In order to motivate us to lives of reverent fear, Peter reminds us of our redemption. I think if you look at the text, you will see that Peter highlights three realities in particular that we must consider if we are going to appreciate our redemption.
First, we must consider the plight from which we have been redeemed.
In the Old Testament people were redeemed from debt, captivity, slavery, exile, and even potential execution.
In the New Testament it is much worse.
The New Testament writers speak of being redeemed from a moral bondage.
Here, Peter says “knowing that you were ransomed from the futile ways of life inherited from your forefathers.”
The word futile meaning basically empty or pointless. Ineffectual would be another way of putting it. Maybe, senseless.

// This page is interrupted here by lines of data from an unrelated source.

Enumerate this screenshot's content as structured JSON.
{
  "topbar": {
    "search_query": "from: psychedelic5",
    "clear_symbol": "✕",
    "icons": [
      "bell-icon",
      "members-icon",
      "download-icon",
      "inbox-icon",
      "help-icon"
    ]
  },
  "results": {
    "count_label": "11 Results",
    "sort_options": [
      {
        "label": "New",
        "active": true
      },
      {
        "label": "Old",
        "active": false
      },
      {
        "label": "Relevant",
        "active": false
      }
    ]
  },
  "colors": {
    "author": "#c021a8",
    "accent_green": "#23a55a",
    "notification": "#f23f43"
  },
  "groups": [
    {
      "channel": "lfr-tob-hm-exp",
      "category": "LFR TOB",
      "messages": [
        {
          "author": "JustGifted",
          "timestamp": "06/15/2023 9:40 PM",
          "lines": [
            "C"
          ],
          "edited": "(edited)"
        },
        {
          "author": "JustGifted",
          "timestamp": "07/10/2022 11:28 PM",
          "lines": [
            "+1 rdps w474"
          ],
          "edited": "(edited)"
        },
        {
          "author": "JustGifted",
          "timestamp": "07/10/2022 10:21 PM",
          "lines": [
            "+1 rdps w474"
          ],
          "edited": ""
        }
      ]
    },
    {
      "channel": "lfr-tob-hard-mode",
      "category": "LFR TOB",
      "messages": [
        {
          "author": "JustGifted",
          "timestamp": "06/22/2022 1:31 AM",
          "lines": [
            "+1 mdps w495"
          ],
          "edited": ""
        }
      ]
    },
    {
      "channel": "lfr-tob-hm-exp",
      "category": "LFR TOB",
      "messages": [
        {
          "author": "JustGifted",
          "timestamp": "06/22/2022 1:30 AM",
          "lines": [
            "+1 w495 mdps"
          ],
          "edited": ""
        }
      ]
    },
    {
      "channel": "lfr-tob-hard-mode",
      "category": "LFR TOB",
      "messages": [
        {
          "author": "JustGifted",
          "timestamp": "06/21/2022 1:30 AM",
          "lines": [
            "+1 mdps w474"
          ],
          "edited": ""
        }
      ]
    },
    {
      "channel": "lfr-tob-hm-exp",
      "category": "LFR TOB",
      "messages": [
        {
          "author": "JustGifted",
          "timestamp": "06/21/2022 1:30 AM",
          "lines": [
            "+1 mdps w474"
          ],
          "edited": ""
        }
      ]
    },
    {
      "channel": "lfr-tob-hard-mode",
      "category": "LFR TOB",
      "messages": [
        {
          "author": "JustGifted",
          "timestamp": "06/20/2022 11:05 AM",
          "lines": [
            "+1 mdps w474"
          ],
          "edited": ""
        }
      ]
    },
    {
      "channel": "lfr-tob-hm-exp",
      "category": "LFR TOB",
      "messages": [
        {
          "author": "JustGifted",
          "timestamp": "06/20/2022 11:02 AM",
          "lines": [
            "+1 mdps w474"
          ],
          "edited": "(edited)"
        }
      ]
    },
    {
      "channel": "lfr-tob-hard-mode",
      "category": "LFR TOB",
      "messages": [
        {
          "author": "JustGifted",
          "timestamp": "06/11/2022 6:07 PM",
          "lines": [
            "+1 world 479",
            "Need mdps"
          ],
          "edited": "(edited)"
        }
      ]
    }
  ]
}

This is obviously on Peter’s mind, because if you look back at verse 14 you see how he describes our pre-salvation condition as being that of ignorance.
Which basically means dumb.
There are different ways of describing sin. It is rebellion, it is perversion, it is corruption, it is pollution. One of the ways though that the Bible describes sin is that of folly and I think that is what Peter is hitting on here with this word futile or empty.
Before God saved us we were enslaved to a foolish way of life.
Now don’t get me wrong. It might have looked quite imposing, after all if you look at the passage, he says it was inherited from our fathers which is a way of saying it was tradition, it was rooted in longstanding ideas, it was our culture; but all of that tradition and all of that history didn’t give it any more actual significance or meaning at the end of the day.
It is like we were living our lives caught up in that old story, the Emperor’s New Clothes.
Everybody patting us on the back for basically being stupid.
It is like we were living our lives “swimming against the stream of the entire universe.” It is like we weren’t simply missing the target; we kept choosing the wrong target to shoot at. It is like we were as someone has put it continually “using the wrong recipe for good health.” Continually, “putting the wrong petrol in the tank.” Continually “taking the wrong road to get home.” We lived our life like a man who decided to use a map of the United States of America to find his way across South Africa.
You can think about how all this futility and foolishness worked out, in practice.
And I think you should.
To appreciate redemption you need to remember what God redeemed you from.
Let me sort of draw out the futility for you.
Our way of life was futile and foolish because it was out of touch with reality.
One big example of that would be the sin of pride.
We live in a culture that promotes pride, our lives before God saved us were devoted to the pursuit of pride and yet at the end of the day when you look at it very closely pride is really nothing more than a kind of insanity.
To be proud isn’t only a sin. When you are proud you are also out of touch with reality.
We lived life with this constant contradiction right there in the heart of our being as one man expresses it, “the need to be heros and the fact of being worms.’
Here we were going about thinking and talking and living as if we were actually in control of our lives, thinking of ourselves as if we were gods almost and trying to get others to think of us like that when in fact we were every day drawing closer and closer to our death, to that day where we would go into the ground and our bodies would become food for worms.
What’s more we tried to resolve this contradiction by adopting another one, another contradiction, we tried to exalt ourselves by meeting other people’s standards of what’s important.
We found significance in what other worms thought of us.
We can keep going, exposing the folly and futility of our past life.
It was futile not just because it didn’t make sense, our way of life futile because we kept choosing and delighting in thinking and acting in ways that harmed us.
We kept looking for blessing in places and things that would only hurt us and even though they did hurt us and even though it was evident that they hurt us, instead of turning from those things we would only look harder in the same exact places.
For me, greed is one of the most obvious examples of this.
I think Paul he points this out in 1 Timothy 6:9.
“But those who desire to be rich fall into temptation, into a snare, into many senseless and harmful desires that plunge people into ruin and destruction. For the love of money is a root of all kinds of evils. It is through this craving that some have wandered away from the faith and pierced themselves with many pangs.”
We were looking to riches for blessing when in fact the overwhelming desire for riches only leads to pain.
Sin and I love how one man has put it, “is a form of self-abuse…
It is not just greed.
Envy, getting upset when someone else succeeds and wishing they wouldn’t, who does that hurt?
We’re the ones who end up tormented.
Lying, we used to lie because we were trying to protect ourselves but time and time again, we ended up doing just the opposite, alienating ourselves from other people instead and often bringing more pain upon ourselves as a result.”
You can see how committed we were to self-destruction in the way we responded to correction. You know we hated being told we were wrong, we would avoid that at all costs, we would rather have people think we were right when we were wrong than be right and have people think we were wrong.
You have probably heard of people who are self-mutilators, they cut themselves and that is obviously wrong but is also pointless and sad. Our whole way of life before Christ was like that. Wrong yes, but it also sad and empty and meaningless as well.
That was us.
That was our condition.
If you want to move past a merely intellectual form of Christianity to this reverent awe that Peter speaks about, you need to pray that God would help you appreciate the plight from which you have been redeemed.